Wednesday, March 16, 2011

In answer to common questions...

Kathleen wrote wanting to know about handling these old samplers that I buy. She noted that I had taken Ann right out of her frame. (I have to do this in order to do a good reproduction.) I get these types of questions regularly, so I thought I'd post my reply here, in case y'all are interested:

The samplers I buy from have all been "conservation framed," meaning they have already been gently stitched down to muslin/cotton fabric which has been fitted over a padded mat board-like material. Typically, if you buy a sampler from a reputable dealer, the hard work will have already been done (it's best to ask, though, if you're not sure.) If you ask, these dealers will sometimes be willing to do layaway -- I have done this with Madelena a few times, and it makes paying for the samplers a lot easier.

Now, a number of the samplers I have purchased from eBay have been on their original wooden boards or other original framing materials, and I remove them as carefully as I can. I'm currently in the process of getting ready to frame some of those (the ones I have already reproduced), and those will be likewise sewn to fabric (which has been stretched around acid-free mat board.) I have saved the board the Euphrasier Enout (French Cathedral Sampler) was stretched on. The entire sampler image is "burned" onto the board. Yikes! I typically pay less for samplers from eBay, but they're more of a risk, in that I can't always see really well what the condition of the sampler is (sometimes I'm going on just a snapshot or two.) People ask me how I know I'm getting the "real deal," and honestly, I don't always. But, since I have been stitching and running my business a while, I do recognize samplers that have been released as reproductions (sometimes those do pop up on eBay as "antiques.")

Any good frame shop should be able to help you with framing a delicate sampler. I always figure if they've lasted THIS long, they can survive just a little more handling. And, as always, it's really important you purchase the finest quality sampler you can afford (look for one that's in good shape with few holes/thread loss.) Unless...

...some of the ones I buy for less money have issues -- i.e., they're faded, stained, "hole-y," incomplete, or, as in the Spanish Mystery Sampler, cut in half. These samplers I buy for several reasons, the first one being I can usually get a really good deal on them; I have paid as little as $25 for an antique sampler.

Also, I often see a sampler with a beautiful design, color palette, or sentiment that might also be in pretty rough shape. I try to look beyond the condition of the sampler and into its "heart," so to speak. I feel like when I buy one of these "ragamuffin" samplers, and then reproduce them, I am kind of resurrecting the dead. Most antique sampler collectors aren't going to buy a sampler in poor shape, generally, because they generally look for condition, origin (school, state, country) and provenance.

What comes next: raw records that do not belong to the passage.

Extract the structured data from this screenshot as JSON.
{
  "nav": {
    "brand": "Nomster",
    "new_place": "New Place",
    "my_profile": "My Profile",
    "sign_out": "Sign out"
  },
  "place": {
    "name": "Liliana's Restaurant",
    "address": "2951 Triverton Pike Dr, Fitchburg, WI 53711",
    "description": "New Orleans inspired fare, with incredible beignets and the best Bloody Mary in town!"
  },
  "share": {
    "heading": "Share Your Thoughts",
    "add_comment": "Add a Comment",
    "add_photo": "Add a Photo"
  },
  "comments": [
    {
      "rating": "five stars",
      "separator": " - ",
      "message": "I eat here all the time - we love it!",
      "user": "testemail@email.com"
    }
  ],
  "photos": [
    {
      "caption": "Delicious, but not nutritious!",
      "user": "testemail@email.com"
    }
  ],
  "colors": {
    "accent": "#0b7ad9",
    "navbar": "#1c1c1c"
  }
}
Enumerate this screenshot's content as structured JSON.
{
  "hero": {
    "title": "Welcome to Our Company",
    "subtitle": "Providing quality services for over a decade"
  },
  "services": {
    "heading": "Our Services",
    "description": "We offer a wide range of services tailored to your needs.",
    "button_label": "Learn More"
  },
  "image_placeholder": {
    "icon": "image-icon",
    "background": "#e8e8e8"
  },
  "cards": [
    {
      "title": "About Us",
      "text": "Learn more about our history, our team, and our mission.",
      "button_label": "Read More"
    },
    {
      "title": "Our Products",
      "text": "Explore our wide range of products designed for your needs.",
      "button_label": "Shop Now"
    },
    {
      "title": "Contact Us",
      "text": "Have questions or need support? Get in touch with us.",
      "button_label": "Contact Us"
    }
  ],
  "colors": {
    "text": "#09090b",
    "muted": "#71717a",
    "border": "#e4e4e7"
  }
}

When *I* buy a sampler, I look for pleasing colors, originality, a lovely verse, red (I LOVE red in a sampler), personality, and a balanced design. I really have grown to love non-symmetrical samplers, although they can be more difficult to find (think "Ann Grant" -- the bottom of that sampler is a scene, rather than a mirror image right to left.) It's fun for me, as a stitcher, to stitch something that isn't symmetrical, because then I don't feel like I'm repeating myself, you know? I also like trees, flowers, birds, houses, animals and people.

And sometimes it's the verse that grabs me -- like with Sarah Woodham. That verse just knocks me out..."When e're I take my walks abroad, how many poor I see...."

As a designer and a stitcher, I'm in a unique position when I look at buying antique samplers. I buy, basically, what looks fun to stitch! I also love the faded look of old samplers, so when I reproduce them, I go by the colors on the front of the sampler. Sometimes the colors on the back of the sampler (the original colors) are...well...awful. Part of what makes a piece fun to stitch is working with a pleasing selection of fibers.

I'd highly recommend (look in their samplers section). They do a great job of packaging and sending their samplers, and I've always been pleased with what I've purchased from them (Jane and Sarah Philpott, Ann Grant, Ann Dale, and Sarah Woodham). I bought my first several samplers from, and that probably wasn't the best place to start, but it was definitely affordable. Look for sellers with a good rating and ask questions when you have them.

Take care - T

1 comment:

Kristen said...

I try to look beyond the condition of the sampler and into its "heart," so to speak. I feel like when I buy one of these "ragamuffin" samplers, and then reproduce them, I am kind of resurrecting the dead.

Wonderful! :)